Nea Chora Beach, Crete Island: Nea Chora is the closest beach to Chania Town, located to the west of the Venetian walls. It can be accessed by bus, by car or on foot. Therefore, it is very close to the city and the shopping centre.
Nea Chora is a sandy beach with shallow waters that are suitable for children and is well-organized, offering accommodation facilities, sun beds, umbrellas, cafes and nice taverns that serve delicious fresh fish dishes.
Nea Chora Beach – Crete Holidays
In fact, Nea Chora is a popular beach among locals and tourists. Have in mind that on the other side of the Venetian walls, the eastern side, there is another beach that is affected by summer winds and therefore it is not so popular.
Nea Chora is a very long sandy beach, located 1km west of Chania city center, along the Akti Papanikoli Street. You can walk to here from Chania harbor,since it takes around 15 minutes. The main beach of Nea Chora is very well organized, with several amenities nearby. It is a nice sandy beach, with rocks in some places.
Nea Chora is ideal for those that do not want to leave the city centre. Beyond the east side of the beach, there is the old soap factory (you can still see it’s high chimney) and the satatorium of Chania. Nea Chora is popular to locals for it’s fish taverns. Of course, there are many taverns, restaurants, snack bars and cafes in the area. The “Sardine Festival” is organized every summer at the beach of Nea Chora, with traditional music, dances and free fish for the visitors.
A second beach is shaped beyond the river Kladisos and extending up to Aptera beach. Kladisos beach is a nice long sandy (and pebbly in places) bay. Despite the fact that this is very close to Chania and it is very nice, this beach is secluded and not organised. The easiest way to access the beach, is by crossing the Kladisos river, using the pedestrian bridge.
The islet Lazaretta is located opposite Nea Chora and in the 17th century was used by the Venetians as the leprosarium island of Chania, like most islets off cities of Crete. Its name is taken after Lazarus, the patron saint of lepers by the Roman Catholic Church.
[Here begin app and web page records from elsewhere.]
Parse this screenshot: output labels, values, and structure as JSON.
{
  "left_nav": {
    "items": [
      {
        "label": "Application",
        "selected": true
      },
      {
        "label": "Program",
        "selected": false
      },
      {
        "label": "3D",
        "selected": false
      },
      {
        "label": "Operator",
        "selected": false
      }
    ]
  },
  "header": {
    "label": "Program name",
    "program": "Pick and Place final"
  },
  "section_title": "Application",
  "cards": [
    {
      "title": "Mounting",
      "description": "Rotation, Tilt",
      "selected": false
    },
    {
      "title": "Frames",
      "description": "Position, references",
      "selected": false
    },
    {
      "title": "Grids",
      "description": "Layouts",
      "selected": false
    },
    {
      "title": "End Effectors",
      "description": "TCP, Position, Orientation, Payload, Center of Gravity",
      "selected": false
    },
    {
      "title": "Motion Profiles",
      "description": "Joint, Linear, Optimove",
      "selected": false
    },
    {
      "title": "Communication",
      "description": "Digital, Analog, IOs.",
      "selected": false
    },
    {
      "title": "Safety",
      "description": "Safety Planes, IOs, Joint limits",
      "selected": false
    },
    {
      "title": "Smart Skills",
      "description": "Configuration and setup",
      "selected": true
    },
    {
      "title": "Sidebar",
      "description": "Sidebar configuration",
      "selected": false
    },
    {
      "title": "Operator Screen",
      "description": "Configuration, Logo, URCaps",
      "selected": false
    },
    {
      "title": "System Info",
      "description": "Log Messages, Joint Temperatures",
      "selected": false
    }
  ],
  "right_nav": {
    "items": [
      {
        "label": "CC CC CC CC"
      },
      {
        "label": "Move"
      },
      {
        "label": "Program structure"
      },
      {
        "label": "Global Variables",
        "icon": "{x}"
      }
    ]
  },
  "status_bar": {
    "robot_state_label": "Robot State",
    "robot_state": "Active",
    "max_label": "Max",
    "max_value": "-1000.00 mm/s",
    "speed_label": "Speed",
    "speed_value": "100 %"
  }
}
Graves have been identified, apparently of patients, while we still discern the foundations of buildings demolished by the Turks in 1645 to place a large cannon to aid in their attack of Chania’s stronghold at the mouth of the harbour.
In some places you will see metal fragments from bombs that fell during military exercises of the Germans during the Second World War. The island hosts a shrine of St. Nicholas built by a local in 1954. This man suffered sunstroke on the island but managed to swim to Nea Chora and save his life. On the island there is a small sandy beach ideal for snorkeling currently visited by the local diving schools and sea excursion boats. In the 1950s long distance competitive swimmers used Lazaretta as a start point when racing – Chania inner harbour was the finish line.